Earlier Saturday, White House spokesman Scott McClellan said of Barnes’ comments: “It is not surprising coming from a longtime partisan Democrat. The allegation was discredited by the commanding officer. This was fully covered and addressed five years ago. It is nothing new.”
Barnes, who described himself as an active fund-raiser for the Democratic presidential candidate, said he’s contacted by people with the Kerry campaign all the time “but I haven’t talked to anybody” about the video.
Five years ago, Barnes found himself at the center of questions about Bush’s Vietnam-era service when the then-Texas governor emerged as the Republican presidential front-runner.
At that time, Barnes’ lawyer issued a statement saying Barnes had been contacted by the now-deceased Sidney Adger, a Houston oilman and friend of Bush’s father, who was then a congressman. Adger asked Barnes to recommend Bush for a pilot position with the Air National Guard and he did, that statement said.

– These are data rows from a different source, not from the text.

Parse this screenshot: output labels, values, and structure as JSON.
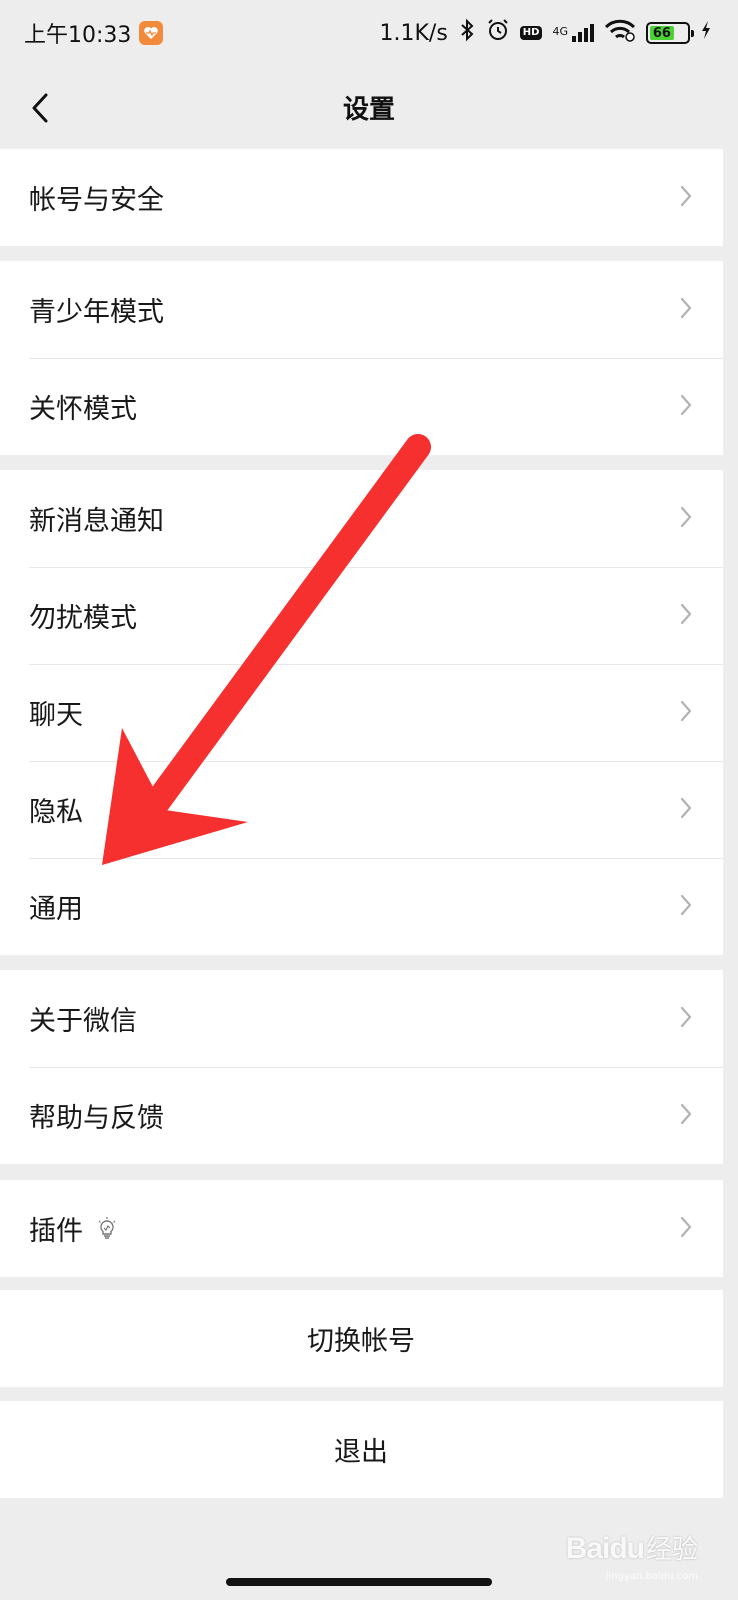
{
  "status_bar": {
    "time": "上午10:33",
    "net_speed": "1.1K/s",
    "hd_label": "HD",
    "net_type": "4G",
    "battery": "66",
    "battery_level": 0.66,
    "icons": [
      "health-app-icon",
      "bluetooth-icon",
      "alarm-icon",
      "signal-icon",
      "wifi-icon",
      "battery-icon",
      "charging-icon"
    ]
  },
  "nav": {
    "title": "设置",
    "back_icon": "chevron-left-icon"
  },
  "groups": [
    {
      "items": [
        "帐号与安全"
      ]
    },
    {
      "items": [
        "青少年模式",
        "关怀模式"
      ]
    },
    {
      "items": [
        "新消息通知",
        "勿扰模式",
        "聊天",
        "隐私",
        "通用"
      ]
    },
    {
      "items": [
        "关于微信",
        "帮助与反馈"
      ]
    },
    {
      "items": [
        "插件"
      ]
    }
  ],
  "actions": {
    "switch_account": "切换帐号",
    "logout": "退出"
  },
  "annotation": {
    "arrow_color": "#f5302e",
    "points_to": "通用"
  },
  "watermark": {
    "brand": "Bai",
    "brand_rest": "du",
    "suffix": "经验",
    "url": "jingyan.baidu.com"
  },
  "colors": {
    "background": "#ededed",
    "row": "#ffffff",
    "text": "#191919",
    "chevron": "#b2b2b2",
    "battery": "#4cd137"
  }
}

“Neither Congressman Bush nor any other member of the Bush family asked Barnes’ help,” according to the 1999 statement.
The Kerry campaign has alleged that Bush got into the Guard by jumping ahead of 150 applicants. Texas National Guard officials have said they do not have records to show how many people were on a waiting list.
Although Bush’s unit had a waiting list for many spots, the Yale University graduate was accepted because he was one of a handful of applicants willing and qualified to spend more than a year in active training, and lots of time after training, flying single-seat F-102 fighter jets, The Dallas Morning News reported in 1999. The unit Bush signed up for – the 147th Fighter Interceptor Group, based in Houston – had 156 openings among its authorized staff of 925 military personnel, the newspaper said, citing records provided by a Guard historian.
In the video, Barnes claims that Bush was not the only rich kid he helped.
“I got a lot of other people in the National Guard because I thought that was what people should do when you’re in office, you helped a lot of rich people,” he said.
“And I walked through the Vietnam Memorial the other day and I looked at the names of the people that died in Vietnam,” he said. “I became more ashamed of myself than I’ve ever been because it was the worst thing I did – help a lot of wealthy supporters and a lot of people who had family names of importance get in the National Guard.
“I’m very sorry of that and I’m very ashamed of it and I apologize to the voters of Texas for that.”